“The reality is succeeding in this lawsuit is a huge uphill battle, and unfortunately the odds are against us. However, we are not changing our approach. We feel strongly that ‘this is the hill’…,” Corey Scafidi, the union’s executive secretary, wrote in a memo to members last Friday.
Scafidi said staffing will be at “absolutely critical levels” if officers quit or are fired as a result of the vaccine policy. A state Superior Court judge last week denied the request made by the State Police Association of Massachusetts for an injunction to block the implementation of the vaccine mandate while the union continues to negotiate with the administration.
The State Police union says 80 percent of its members are vaccinated, but it is seeking a regular testing alternative for those who do not want to get the shot and claims that dozens of troopers have filed their intent to resign over the policy.

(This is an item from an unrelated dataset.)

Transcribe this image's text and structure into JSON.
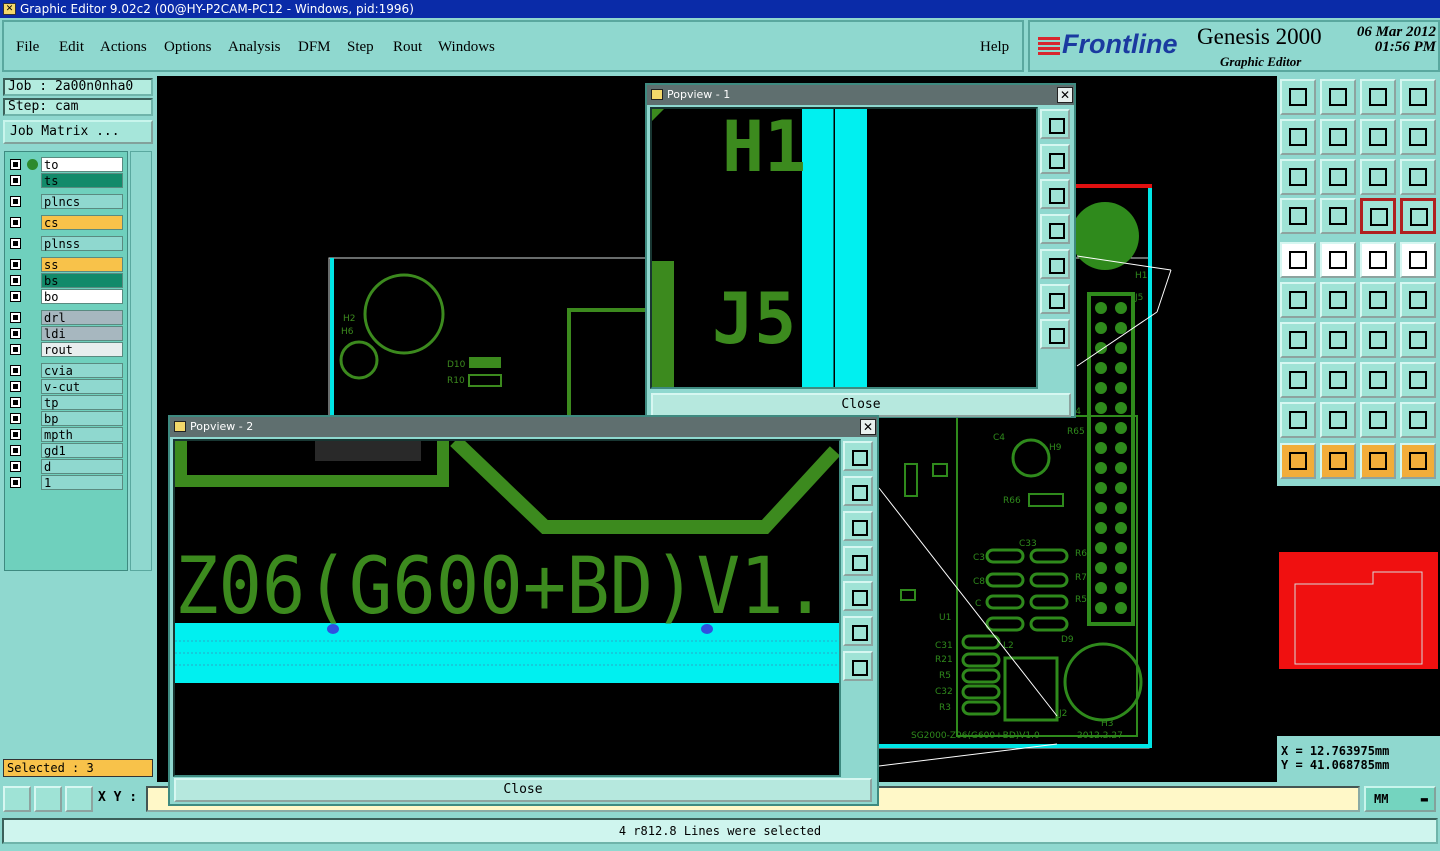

MCOFU also has a complaint pending before the Department of Labor Relations.
Scafidi said the department by Oct. 6 must begin hearing that case, which claims that Baker failed to properly negotiate with the union. In the meantime, MCOFU shared with its members what it said was guidance from the state’s Office of Employee Relations outlining how employees can comply with the vaccine policy ahead of the Oct. 17 deadline.
The guidance states that employees who refuse to be vaccinated should be offered the chance to voluntarily resign, but those who don’t should be suspended first for five days and then 10 days before they are fired. “To be clear, the MCOFU Executive Board did not negotiate these terms, nor is MCOFU in agreement with them. We are adamantly opposed to them,” Scafidi wrote.
The governor’s office said it does not comment on pending litigation and would not provide any information about whether agreements with other public employee unions had been reached.